*Work instruction*: Give back the full listing, exactly as it is.
[[ Material provided, beginning ]]
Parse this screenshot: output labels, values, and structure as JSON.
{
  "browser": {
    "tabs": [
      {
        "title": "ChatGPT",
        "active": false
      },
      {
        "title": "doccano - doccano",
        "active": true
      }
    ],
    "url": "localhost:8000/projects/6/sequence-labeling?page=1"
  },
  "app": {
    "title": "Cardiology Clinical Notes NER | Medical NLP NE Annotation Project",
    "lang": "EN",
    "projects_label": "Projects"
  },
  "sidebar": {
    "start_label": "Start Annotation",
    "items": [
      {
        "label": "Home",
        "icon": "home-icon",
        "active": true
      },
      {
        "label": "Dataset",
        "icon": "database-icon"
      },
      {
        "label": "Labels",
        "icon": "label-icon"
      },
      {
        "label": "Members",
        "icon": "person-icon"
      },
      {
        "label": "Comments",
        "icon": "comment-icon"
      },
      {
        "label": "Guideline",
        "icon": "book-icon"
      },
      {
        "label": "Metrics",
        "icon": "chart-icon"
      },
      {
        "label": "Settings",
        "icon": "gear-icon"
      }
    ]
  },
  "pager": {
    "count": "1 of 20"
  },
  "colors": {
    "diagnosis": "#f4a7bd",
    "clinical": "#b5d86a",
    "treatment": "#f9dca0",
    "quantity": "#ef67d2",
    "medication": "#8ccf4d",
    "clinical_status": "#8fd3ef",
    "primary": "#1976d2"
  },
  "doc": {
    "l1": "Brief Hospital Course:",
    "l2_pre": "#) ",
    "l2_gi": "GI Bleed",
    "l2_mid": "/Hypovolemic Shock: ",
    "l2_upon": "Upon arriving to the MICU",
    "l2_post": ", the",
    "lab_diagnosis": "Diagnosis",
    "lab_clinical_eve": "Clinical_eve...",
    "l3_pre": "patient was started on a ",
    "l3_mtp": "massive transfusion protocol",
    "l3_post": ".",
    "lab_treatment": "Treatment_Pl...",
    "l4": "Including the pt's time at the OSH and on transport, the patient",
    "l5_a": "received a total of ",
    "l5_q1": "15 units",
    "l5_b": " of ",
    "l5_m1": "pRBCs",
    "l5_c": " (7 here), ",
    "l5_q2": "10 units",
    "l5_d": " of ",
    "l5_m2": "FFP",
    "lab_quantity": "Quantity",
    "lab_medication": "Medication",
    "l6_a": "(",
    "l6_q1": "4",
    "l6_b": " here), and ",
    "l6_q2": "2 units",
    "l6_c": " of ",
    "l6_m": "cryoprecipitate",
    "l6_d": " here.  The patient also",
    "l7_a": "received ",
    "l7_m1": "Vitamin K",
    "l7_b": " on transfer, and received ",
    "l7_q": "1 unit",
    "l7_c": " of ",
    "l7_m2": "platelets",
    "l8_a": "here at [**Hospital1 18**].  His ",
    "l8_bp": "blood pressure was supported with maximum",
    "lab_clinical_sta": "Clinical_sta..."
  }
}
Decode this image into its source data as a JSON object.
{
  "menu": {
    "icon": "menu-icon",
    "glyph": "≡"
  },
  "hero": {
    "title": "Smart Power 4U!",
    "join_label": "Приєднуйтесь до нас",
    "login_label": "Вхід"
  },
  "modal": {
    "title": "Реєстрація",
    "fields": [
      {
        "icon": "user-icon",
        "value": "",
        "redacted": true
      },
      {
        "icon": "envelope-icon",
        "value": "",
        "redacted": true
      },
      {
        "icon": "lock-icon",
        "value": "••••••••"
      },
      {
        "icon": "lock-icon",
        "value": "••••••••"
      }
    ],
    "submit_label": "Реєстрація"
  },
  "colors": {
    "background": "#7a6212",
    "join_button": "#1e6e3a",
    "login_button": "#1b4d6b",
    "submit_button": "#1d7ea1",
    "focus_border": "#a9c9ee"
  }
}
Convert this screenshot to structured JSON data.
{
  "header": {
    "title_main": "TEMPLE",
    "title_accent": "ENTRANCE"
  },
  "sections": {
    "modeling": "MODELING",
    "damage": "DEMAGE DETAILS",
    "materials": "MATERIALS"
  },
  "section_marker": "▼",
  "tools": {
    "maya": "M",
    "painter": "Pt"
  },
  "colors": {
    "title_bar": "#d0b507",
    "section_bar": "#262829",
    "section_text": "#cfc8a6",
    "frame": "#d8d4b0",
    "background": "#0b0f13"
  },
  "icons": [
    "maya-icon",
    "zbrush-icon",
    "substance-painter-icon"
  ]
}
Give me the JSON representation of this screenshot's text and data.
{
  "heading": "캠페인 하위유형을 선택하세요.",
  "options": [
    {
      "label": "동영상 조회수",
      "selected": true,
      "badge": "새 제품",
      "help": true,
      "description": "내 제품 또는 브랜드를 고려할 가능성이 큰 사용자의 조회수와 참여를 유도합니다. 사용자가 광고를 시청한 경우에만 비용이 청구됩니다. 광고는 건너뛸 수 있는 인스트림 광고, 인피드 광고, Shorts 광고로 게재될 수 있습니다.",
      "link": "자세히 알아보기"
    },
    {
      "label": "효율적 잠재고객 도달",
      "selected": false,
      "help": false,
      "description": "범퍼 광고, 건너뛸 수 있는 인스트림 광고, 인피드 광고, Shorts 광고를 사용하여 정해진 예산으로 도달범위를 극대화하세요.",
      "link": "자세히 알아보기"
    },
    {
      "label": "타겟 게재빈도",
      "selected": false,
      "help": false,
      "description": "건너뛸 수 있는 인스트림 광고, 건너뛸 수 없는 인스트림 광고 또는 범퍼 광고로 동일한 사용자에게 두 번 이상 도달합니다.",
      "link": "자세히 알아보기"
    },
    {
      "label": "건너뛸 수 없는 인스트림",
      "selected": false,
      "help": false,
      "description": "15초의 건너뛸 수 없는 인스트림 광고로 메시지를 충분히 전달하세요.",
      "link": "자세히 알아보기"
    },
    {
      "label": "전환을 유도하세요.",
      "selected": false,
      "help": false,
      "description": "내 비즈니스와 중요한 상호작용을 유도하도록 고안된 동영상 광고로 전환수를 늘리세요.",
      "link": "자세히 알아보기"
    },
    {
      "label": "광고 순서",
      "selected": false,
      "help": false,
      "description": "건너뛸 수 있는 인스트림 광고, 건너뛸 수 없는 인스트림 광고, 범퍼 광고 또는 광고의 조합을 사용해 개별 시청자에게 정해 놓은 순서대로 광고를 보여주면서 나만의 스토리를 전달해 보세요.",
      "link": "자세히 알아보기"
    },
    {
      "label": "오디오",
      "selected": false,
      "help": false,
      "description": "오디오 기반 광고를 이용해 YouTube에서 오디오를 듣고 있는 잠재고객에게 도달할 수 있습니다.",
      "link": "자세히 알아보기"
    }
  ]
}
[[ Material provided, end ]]
*Answer below*:
Parse this screenshot: output labels, values, and structure as JSON.
{
  "browser": {
    "tabs": [
      {
        "title": "ChatGPT",
        "active": false
      },
      {
        "title": "doccano - doccano",
        "active": true
      }
    ],
    "url": "localhost:8000/projects/6/sequence-labeling?page=1"
  },
  "app": {
    "title": "Cardiology Clinical Notes NER | Medical NLP NE Annotation Project",
    "lang": "EN",
    "projects_label": "Projects"
  },
  "sidebar": {
    "start_label": "Start Annotation",
    "items": [
      {
        "label": "Home",
        "icon": "home-icon",
        "active": true
      },
      {
        "label": "Dataset",
        "icon": "database-icon"
      },
      {
        "label": "Labels",
        "icon": "label-icon"
      },
      {
        "label": "Members",
        "icon": "person-icon"
      },
      {
        "label": "Comments",
        "icon": "comment-icon"
      },
      {
        "label": "Guideline",
        "icon": "book-icon"
      },
      {
        "label": "Metrics",
        "icon": "chart-icon"
      },
      {
        "label": "Settings",
        "icon": "gear-icon"
      }
    ]
  },
  "pager": {
    "count": "1 of 20"
  },
  "colors": {
    "diagnosis": "#f4a7bd",
    "clinical": "#b5d86a",
    "treatment": "#f9dca0",
    "quantity": "#ef67d2",
    "medication": "#8ccf4d",
    "clinical_status": "#8fd3ef",
    "primary": "#1976d2"
  },
  "doc": {
    "l1": "Brief Hospital Course:",
    "l2_pre": "#) ",
    "l2_gi": "GI Bleed",
    "l2_mid": "/Hypovolemic Shock: ",
    "l2_upon": "Upon arriving to the MICU",
    "l2_post": ", the",
    "lab_diagnosis": "Diagnosis",
    "lab_clinical_eve": "Clinical_eve...",
    "l3_pre": "patient was started on a ",
    "l3_mtp": "massive transfusion protocol",
    "l3_post": ".",
    "lab_treatment": "Treatment_Pl...",
    "l4": "Including the pt's time at the OSH and on transport, the patient",
    "l5_a": "received a total of ",
    "l5_q1": "15 units",
    "l5_b": " of ",
    "l5_m1": "pRBCs",
    "l5_c": " (7 here), ",
    "l5_q2": "10 units",
    "l5_d": " of ",
    "l5_m2": "FFP",
    "lab_quantity": "Quantity",
    "lab_medication": "Medication",
    "l6_a": "(",
    "l6_q1": "4",
    "l6_b": " here), and ",
    "l6_q2": "2 units",
    "l6_c": " of ",
    "l6_m": "cryoprecipitate",
    "l6_d": " here.  The patient also",
    "l7_a": "received ",
    "l7_m1": "Vitamin K",
    "l7_b": " on transfer, and received ",
    "l7_q": "1 unit",
    "l7_c": " of ",
    "l7_m2": "platelets",
    "l8_a": "here at [**Hospital1 18**].  His ",
    "l8_bp": "blood pressure was supported with maximum",
    "lab_clinical_sta": "Clinical_sta..."
  }
}
Decode this image into its source data as a JSON object.
{
  "menu": {
    "icon": "menu-icon",
    "glyph": "≡"
  },
  "hero": {
    "title": "Smart Power 4U!",
    "join_label": "Приєднуйтесь до нас",
    "login_label": "Вхід"
  },
  "modal": {
    "title": "Реєстрація",
    "fields": [
      {
        "icon": "user-icon",
        "value": "",
        "redacted": true
      },
      {
        "icon": "envelope-icon",
        "value": "",
        "redacted": true
      },
      {
        "icon": "lock-icon",
        "value": "••••••••"
      },
      {
        "icon": "lock-icon",
        "value": "••••••••"
      }
    ],
    "submit_label": "Реєстрація"
  },
  "colors": {
    "background": "#7a6212",
    "join_button": "#1e6e3a",
    "login_button": "#1b4d6b",
    "submit_button": "#1d7ea1",
    "focus_border": "#a9c9ee"
  }
}
Convert this screenshot to structured JSON data.
{
  "header": {
    "title_main": "TEMPLE",
    "title_accent": "ENTRANCE"
  },
  "sections": {
    "modeling": "MODELING",
    "damage": "DEMAGE DETAILS",
    "materials": "MATERIALS"
  },
  "section_marker": "▼",
  "tools": {
    "maya": "M",
    "painter": "Pt"
  },
  "colors": {
    "title_bar": "#d0b507",
    "section_bar": "#262829",
    "section_text": "#cfc8a6",
    "frame": "#d8d4b0",
    "background": "#0b0f13"
  },
  "icons": [
    "maya-icon",
    "zbrush-icon",
    "substance-painter-icon"
  ]
}
Give me the JSON representation of this screenshot's text and data.
{
  "heading": "캠페인 하위유형을 선택하세요.",
  "options": [
    {
      "label": "동영상 조회수",
      "selected": true,
      "badge": "새 제품",
      "help": true,
      "description": "내 제품 또는 브랜드를 고려할 가능성이 큰 사용자의 조회수와 참여를 유도합니다. 사용자가 광고를 시청한 경우에만 비용이 청구됩니다. 광고는 건너뛸 수 있는 인스트림 광고, 인피드 광고, Shorts 광고로 게재될 수 있습니다.",
      "link": "자세히 알아보기"
    },
    {
      "label": "효율적 잠재고객 도달",
      "selected": false,
      "help": false,
      "description": "범퍼 광고, 건너뛸 수 있는 인스트림 광고, 인피드 광고, Shorts 광고를 사용하여 정해진 예산으로 도달범위를 극대화하세요.",
      "link": "자세히 알아보기"
    },
    {
      "label": "타겟 게재빈도",
      "selected": false,
      "help": false,
      "description": "건너뛸 수 있는 인스트림 광고, 건너뛸 수 없는 인스트림 광고 또는 범퍼 광고로 동일한 사용자에게 두 번 이상 도달합니다.",
      "link": "자세히 알아보기"
    },
    {
      "label": "건너뛸 수 없는 인스트림",
      "selected": false,
      "help": false,
      "description": "15초의 건너뛸 수 없는 인스트림 광고로 메시지를 충분히 전달하세요.",
      "link": "자세히 알아보기"
    },
    {
      "label": "전환을 유도하세요.",
      "selected": false,
      "help": false,
      "description": "내 비즈니스와 중요한 상호작용을 유도하도록 고안된 동영상 광고로 전환수를 늘리세요.",
      "link": "자세히 알아보기"
    },
    {
      "label": "광고 순서",
      "selected": false,
      "help": false,
      "description": "건너뛸 수 있는 인스트림 광고, 건너뛸 수 없는 인스트림 광고, 범퍼 광고 또는 광고의 조합을 사용해 개별 시청자에게 정해 놓은 순서대로 광고를 보여주면서 나만의 스토리를 전달해 보세요.",
      "link": "자세히 알아보기"
    },
    {
      "label": "오디오",
      "selected": false,
      "help": false,
      "description": "오디오 기반 광고를 이용해 YouTube에서 오디오를 듣고 있는 잠재고객에게 도달할 수 있습니다.",
      "link": "자세히 알아보기"
    }
  ]
}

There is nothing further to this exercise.